* **Exercise requirements**
Every line that contains the word "JSON" should be copied from the records below.

* **Supplied information**
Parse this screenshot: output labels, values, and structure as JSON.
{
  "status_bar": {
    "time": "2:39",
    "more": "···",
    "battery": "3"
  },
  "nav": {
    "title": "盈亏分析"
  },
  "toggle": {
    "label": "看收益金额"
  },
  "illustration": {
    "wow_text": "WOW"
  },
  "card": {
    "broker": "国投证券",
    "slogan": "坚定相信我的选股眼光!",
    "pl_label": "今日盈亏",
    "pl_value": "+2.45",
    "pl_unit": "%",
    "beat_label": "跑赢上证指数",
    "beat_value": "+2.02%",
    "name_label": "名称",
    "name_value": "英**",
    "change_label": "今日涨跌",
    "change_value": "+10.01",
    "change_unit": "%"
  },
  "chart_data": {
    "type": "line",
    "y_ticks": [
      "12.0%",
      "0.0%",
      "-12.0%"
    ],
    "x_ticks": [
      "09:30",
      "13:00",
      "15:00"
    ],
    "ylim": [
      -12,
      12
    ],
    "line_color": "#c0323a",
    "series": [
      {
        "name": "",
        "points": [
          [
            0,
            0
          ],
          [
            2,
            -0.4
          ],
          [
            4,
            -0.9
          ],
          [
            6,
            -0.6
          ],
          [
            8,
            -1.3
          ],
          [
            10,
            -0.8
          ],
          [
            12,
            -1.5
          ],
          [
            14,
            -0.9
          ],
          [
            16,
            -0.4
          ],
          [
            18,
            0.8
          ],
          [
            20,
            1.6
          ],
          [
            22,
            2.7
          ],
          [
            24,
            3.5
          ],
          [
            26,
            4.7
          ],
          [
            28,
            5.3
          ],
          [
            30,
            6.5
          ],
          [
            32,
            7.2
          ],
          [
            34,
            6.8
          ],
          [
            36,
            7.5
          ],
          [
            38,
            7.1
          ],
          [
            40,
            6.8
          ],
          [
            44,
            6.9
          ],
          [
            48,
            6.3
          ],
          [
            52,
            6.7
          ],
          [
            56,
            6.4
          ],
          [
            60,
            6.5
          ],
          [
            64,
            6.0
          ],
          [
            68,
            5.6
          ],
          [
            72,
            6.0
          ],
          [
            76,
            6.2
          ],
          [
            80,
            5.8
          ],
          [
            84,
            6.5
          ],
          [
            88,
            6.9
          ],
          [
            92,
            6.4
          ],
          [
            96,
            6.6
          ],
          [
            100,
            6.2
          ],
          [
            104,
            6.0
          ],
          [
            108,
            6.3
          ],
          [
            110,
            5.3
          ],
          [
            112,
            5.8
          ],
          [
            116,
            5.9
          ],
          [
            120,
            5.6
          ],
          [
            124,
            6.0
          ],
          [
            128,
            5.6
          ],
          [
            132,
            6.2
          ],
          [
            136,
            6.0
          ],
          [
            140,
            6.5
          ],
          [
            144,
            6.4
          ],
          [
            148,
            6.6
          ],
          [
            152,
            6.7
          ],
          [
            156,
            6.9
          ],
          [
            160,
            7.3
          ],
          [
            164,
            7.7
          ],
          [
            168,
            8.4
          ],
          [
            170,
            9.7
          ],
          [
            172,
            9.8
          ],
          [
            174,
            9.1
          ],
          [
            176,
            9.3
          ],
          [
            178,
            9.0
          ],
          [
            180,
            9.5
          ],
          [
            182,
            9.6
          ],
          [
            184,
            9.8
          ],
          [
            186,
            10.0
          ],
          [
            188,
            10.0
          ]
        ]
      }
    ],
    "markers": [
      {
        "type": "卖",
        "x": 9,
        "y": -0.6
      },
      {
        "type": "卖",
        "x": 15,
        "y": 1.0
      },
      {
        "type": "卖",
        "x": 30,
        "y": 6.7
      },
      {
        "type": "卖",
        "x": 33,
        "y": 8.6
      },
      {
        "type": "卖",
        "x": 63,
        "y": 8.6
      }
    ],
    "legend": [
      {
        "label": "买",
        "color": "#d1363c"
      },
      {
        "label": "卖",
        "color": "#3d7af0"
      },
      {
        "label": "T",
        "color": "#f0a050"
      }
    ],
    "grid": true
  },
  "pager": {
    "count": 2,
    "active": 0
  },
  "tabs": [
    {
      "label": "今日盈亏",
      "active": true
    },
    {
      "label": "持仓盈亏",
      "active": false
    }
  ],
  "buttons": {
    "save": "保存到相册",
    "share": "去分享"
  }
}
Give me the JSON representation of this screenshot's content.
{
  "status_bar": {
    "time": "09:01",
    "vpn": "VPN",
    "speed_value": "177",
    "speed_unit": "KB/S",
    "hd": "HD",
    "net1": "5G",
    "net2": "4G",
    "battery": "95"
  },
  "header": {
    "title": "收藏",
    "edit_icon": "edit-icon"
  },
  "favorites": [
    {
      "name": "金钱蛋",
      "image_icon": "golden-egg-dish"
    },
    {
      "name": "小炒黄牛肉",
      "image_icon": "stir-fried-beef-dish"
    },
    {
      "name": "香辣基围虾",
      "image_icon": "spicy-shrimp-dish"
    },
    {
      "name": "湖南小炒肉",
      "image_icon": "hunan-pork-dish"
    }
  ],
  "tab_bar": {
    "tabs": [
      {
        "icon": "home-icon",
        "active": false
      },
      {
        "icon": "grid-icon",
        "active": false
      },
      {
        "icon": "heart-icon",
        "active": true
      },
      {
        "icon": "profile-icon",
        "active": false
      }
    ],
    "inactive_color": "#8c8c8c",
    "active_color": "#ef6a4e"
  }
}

* **Exercise answer**
Parse this screenshot: output labels, values, and structure as JSON.
Give me the JSON representation of this screenshot's content.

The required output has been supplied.